Action item: In the entries below, find every line with "title" and copy it.

┄┄┄┄┄┄┄┄┄┄

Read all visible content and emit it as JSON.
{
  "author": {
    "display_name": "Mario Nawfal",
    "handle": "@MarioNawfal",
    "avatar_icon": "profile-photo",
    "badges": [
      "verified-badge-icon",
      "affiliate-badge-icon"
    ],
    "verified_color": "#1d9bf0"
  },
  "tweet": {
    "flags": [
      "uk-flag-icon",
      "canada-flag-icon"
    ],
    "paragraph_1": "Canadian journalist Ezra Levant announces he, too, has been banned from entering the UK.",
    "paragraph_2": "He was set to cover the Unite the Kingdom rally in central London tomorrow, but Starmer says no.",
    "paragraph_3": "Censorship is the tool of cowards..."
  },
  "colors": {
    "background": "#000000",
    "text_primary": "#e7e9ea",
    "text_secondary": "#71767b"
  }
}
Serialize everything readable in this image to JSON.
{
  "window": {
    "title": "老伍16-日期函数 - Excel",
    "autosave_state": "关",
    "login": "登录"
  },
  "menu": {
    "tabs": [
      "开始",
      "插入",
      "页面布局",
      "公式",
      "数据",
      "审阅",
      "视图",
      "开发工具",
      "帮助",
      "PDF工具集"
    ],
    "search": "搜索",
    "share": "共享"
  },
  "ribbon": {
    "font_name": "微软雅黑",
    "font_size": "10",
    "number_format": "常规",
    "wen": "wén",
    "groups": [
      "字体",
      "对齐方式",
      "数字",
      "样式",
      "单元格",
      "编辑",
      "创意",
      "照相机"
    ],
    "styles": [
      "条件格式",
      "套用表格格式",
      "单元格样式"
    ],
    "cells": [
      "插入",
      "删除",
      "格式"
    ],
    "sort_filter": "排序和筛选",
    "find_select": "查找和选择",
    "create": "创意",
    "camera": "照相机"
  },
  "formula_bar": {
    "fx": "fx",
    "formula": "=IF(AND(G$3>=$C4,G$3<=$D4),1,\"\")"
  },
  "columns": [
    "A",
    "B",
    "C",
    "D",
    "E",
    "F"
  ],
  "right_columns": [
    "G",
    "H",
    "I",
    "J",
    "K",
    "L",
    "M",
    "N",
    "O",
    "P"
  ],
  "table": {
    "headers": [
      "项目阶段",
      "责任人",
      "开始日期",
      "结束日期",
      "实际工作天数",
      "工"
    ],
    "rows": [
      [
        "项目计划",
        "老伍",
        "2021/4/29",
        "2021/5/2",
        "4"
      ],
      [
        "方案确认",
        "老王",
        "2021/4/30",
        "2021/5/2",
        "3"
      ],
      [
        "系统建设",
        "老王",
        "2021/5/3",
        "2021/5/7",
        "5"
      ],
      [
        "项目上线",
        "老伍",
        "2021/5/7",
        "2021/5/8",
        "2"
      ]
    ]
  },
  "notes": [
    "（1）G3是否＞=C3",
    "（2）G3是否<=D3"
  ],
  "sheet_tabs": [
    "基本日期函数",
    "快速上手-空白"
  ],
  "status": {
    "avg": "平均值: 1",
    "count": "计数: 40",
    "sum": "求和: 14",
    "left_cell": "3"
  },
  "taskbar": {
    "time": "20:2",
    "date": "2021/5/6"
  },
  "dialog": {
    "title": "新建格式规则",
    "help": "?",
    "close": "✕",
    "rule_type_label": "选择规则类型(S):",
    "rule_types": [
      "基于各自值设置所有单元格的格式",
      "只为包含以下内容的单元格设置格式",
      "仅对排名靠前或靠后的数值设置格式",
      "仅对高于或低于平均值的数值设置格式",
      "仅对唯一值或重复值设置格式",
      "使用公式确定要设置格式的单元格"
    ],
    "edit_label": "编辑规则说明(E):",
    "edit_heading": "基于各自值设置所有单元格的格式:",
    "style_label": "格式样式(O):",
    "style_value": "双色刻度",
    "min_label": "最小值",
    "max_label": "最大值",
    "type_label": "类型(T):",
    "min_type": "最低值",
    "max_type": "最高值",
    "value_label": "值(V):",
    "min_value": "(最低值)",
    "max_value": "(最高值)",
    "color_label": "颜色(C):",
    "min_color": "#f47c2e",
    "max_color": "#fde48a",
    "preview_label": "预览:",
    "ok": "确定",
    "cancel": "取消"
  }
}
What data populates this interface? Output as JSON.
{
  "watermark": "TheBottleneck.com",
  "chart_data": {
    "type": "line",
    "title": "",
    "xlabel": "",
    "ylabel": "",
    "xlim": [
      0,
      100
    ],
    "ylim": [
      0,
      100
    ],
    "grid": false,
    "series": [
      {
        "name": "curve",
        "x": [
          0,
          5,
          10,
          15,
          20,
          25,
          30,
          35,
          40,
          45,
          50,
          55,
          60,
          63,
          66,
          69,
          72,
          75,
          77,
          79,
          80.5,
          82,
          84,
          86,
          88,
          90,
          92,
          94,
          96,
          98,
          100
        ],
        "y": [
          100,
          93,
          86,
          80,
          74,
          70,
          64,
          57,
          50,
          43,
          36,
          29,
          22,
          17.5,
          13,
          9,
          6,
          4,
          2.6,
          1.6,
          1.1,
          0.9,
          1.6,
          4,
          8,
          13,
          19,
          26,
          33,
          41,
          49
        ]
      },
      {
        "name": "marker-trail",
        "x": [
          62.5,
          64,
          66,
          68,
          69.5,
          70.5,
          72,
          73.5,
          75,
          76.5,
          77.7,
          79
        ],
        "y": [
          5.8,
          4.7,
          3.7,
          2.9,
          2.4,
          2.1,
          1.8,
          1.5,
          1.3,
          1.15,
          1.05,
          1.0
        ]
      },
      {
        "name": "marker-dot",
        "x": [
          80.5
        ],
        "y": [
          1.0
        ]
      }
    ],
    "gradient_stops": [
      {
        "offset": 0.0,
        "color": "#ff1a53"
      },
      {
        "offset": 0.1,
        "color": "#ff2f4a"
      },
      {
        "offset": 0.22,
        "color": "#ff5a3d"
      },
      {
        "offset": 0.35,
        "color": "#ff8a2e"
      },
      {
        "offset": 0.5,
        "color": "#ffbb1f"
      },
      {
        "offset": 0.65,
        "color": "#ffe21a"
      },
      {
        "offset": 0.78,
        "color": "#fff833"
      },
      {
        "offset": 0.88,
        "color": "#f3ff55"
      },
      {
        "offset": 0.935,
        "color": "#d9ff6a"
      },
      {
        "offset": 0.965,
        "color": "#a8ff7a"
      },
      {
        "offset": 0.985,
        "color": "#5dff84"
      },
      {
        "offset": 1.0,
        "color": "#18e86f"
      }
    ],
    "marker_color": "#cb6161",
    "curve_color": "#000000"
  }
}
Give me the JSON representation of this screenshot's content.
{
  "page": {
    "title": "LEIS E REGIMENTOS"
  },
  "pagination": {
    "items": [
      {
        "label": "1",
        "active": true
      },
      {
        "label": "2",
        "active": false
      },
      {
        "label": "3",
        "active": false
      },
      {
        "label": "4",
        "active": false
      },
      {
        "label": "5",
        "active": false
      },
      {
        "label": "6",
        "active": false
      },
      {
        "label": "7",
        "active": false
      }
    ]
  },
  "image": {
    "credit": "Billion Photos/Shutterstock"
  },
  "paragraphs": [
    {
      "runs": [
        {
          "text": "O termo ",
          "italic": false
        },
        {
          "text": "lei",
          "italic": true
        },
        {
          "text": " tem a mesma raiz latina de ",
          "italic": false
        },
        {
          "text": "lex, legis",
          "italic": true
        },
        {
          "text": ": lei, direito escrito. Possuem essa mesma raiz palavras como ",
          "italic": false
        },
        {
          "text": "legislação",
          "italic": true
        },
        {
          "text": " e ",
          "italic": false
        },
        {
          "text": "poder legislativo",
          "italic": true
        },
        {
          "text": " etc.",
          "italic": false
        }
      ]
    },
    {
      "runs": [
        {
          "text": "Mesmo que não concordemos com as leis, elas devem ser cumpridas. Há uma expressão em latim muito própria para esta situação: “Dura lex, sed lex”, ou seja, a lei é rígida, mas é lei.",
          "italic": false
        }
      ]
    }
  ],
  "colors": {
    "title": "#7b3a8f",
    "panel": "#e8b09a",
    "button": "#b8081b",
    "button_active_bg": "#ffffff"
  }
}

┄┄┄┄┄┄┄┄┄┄

Problem solution:
    "title": "老伍16-日期函数 - Excel",
    "title": "新建格式规则",
    "title": "",
    "title": "LEIS E REGIMENTOS"
    "title": "#7b3a8f",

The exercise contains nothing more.